Putting a Client on Hold: If placing a client on hold, make sure to use the proper etiquette. Ask the client if they may be put on a brief hold. Explain why they are being put on hold. Thank the client for holding after returning to the line. Sometimes being placed on hold is an inconvenience for callers, so do not automatically assume that they will accept. If a client responds that they do not have time to hold, be sure to ask to take a message and have someone return the call.
Weekly or monthly staff meetings should be held to review what is working and what is not working. Depending on the size of the team, these meetings could be broken down by clinical and administrative staff to ensure communication between departments. Routinely bring the whole group together to promote team building. Also, meet individually with staff members for coaching and to discuss strengths and weaknesses. Set time aside for regularly scheduled team meetings so that the team is not coming together while in crisis mode but, instead, is proactively working toward the goal of growing the practice.
REMINDER AND FOLLOW-UP CALLS
Continuing in the efforts to provide superior customer service, make sure to confirm all client appointments. Reminder calls and text messages create a sense of urgency and allow staff the opportunity to offer special discounts or incentives.
Post appointment calls are vital to building a brand. The client should receive a follow-up call every time they have a consultation or receive a new service. These calls should be handled by the same person who did the consult or treatment. Small gestures will be well received by clients and will show that the spa cares.
Staff should also contact no shows and follow up with event attendees. Consider these groups to be warm leads who have expressed a direct interest in visiting the spa. Keep an internal spreadsheet which can be shared within the spa’s CRM, Google Docs, or Dropbox, with notes to ensure everyone receives at least three contact attempts.
Each team member makes a direct impression on the people they meet, both during work hours and representing the business at outside events. Make smart, informed decisions on how the spa should be presented to the public. Remember, by raising standards of professional etiquette, the spa differentiates itself from competition. At the end of the day, the bottom line is what counts. Staff education should be ongoing, whether team members are new to the practice or have been there for years. Staying on top of the business and the industry itself will bring success now and in the future.
Internationally recognized aesthetic business development expert, Cheryl Whitman is founder and CEO of Beautiful Forever. She is a sought-after speaker and industry marketing specialist. With her seasoned team of professionals at Beautiful Forever, Whitman assists physicians and medical spas in creating new profit centers; developing profitable private label product lines; ghost writing articles and e-books; and identifying and executing new business strategies aimed at improving their bottom line.

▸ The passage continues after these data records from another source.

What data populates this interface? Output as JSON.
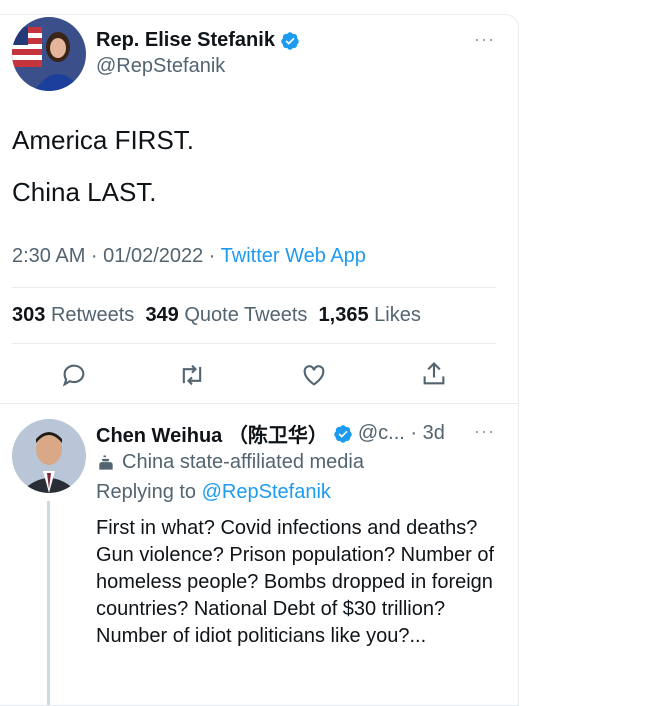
{
  "tweet": {
    "author_name": "Rep. Elise Stefanik",
    "author_handle": "@RepStefanik",
    "more": "···",
    "line1": "America FIRST.",
    "line2": "China LAST.",
    "time": "2:30 AM · 01/02/2022 · ",
    "app": "Twitter Web App",
    "retweets_count": "303",
    "retweets_label": "Retweets",
    "quotes_count": "349",
    "quotes_label": "Quote Tweets",
    "likes_count": "1,365",
    "likes_label": "Likes"
  },
  "reply": {
    "author_name": "Chen Weihua （陈卫华）",
    "handle_time": "@c... · 3d",
    "more": "···",
    "label": "China state-affiliated media",
    "replying_prefix": "Replying to ",
    "replying_mention": "@RepStefanik",
    "text": "First in what? Covid infections and deaths? Gun violence? Prison population? Number of homeless people? Bombs dropped in foreign countries? National Debt of $30 trillion? Number of idiot politicians like you?..."
  },
  "colors": {
    "link": "#1d9bf0",
    "muted": "#536471",
    "verified": "#1d9bf0"
  },
  "icons": [
    "verified-badge-icon",
    "reply-icon",
    "retweet-icon",
    "like-icon",
    "share-icon",
    "state-media-icon"
  ]
}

A celebrated author, Whitman’s “Aesthetic Medical Success System,” a turnkey educational system, has assisted clients in opening or jumpstarting their current businesses. Her second book, “Beautifully Profitable, Forever Profitable,” provides solid, practical information on how to create, launch, and grow successful aesthetic medical practices and related businesses.